- [THE TASK]: Look for "Actions" in the records and copy every line that has it.

- [DATA SECTION]:
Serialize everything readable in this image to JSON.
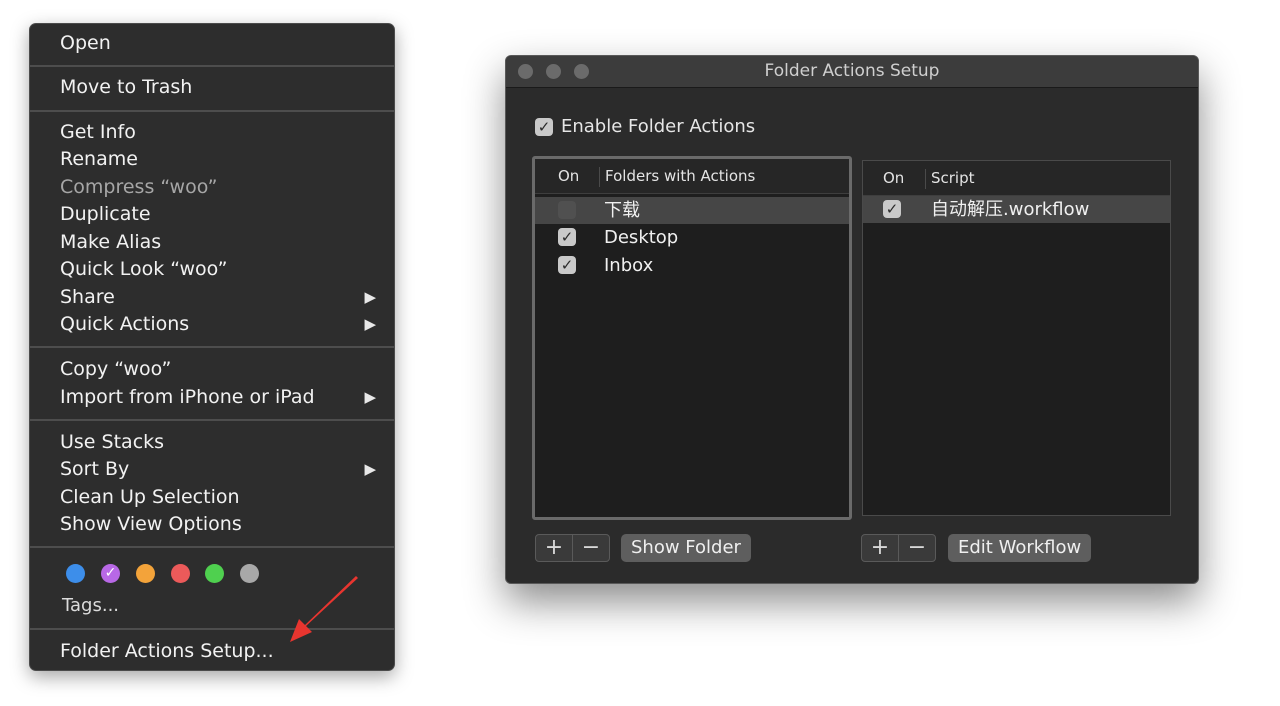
{
  "context_menu": {
    "open": "Open",
    "move_to_trash": "Move to Trash",
    "get_info": "Get Info",
    "rename": "Rename",
    "compress": "Compress “woo”",
    "duplicate": "Duplicate",
    "make_alias": "Make Alias",
    "quick_look": "Quick Look “woo”",
    "share": "Share",
    "quick_actions": "Quick Actions",
    "copy": "Copy “woo”",
    "import_iphone": "Import from iPhone or iPad",
    "use_stacks": "Use Stacks",
    "sort_by": "Sort By",
    "clean_up": "Clean Up Selection",
    "show_view_options": "Show View Options",
    "tags_label": "Tags...",
    "folder_actions_setup": "Folder Actions Setup...",
    "tag_colors": {
      "blue": "#3d8eea",
      "purple": "#b868e6",
      "orange": "#f3a33a",
      "red": "#ec5a5a",
      "green": "#4fd04f",
      "gray": "#a8a8a8"
    },
    "submenu_arrow": "▶",
    "tag_check": "✓"
  },
  "window": {
    "title": "Folder Actions Setup",
    "enable_label": "Enable Folder Actions",
    "enable_checked": true,
    "folders_table": {
      "col_on": "On",
      "col_name": "Folders with Actions",
      "rows": [
        {
          "name": "下载",
          "checked": false,
          "selected": true
        },
        {
          "name": "Desktop",
          "checked": true,
          "selected": false
        },
        {
          "name": "Inbox",
          "checked": true,
          "selected": false
        }
      ]
    },
    "scripts_table": {
      "col_on": "On",
      "col_name": "Script",
      "rows": [
        {
          "name": "自动解压.workflow",
          "checked": true,
          "selected": true
        }
      ]
    },
    "add_symbol": "+",
    "remove_symbol": "−",
    "show_folder": "Show Folder",
    "edit_workflow": "Edit Workflow",
    "check_glyph": "✓"
  },
  "colors": {
    "arrow_red": "#e8352f"
  }
}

- [SOLUTION FOR THIS EXERCISE]:
    "quick_actions": "Quick Actions",
    "folder_actions_setup": "Folder Actions Setup...",
    "title": "Folder Actions Setup",
    "enable_label": "Enable Folder Actions",
      "col_name": "Folders with Actions",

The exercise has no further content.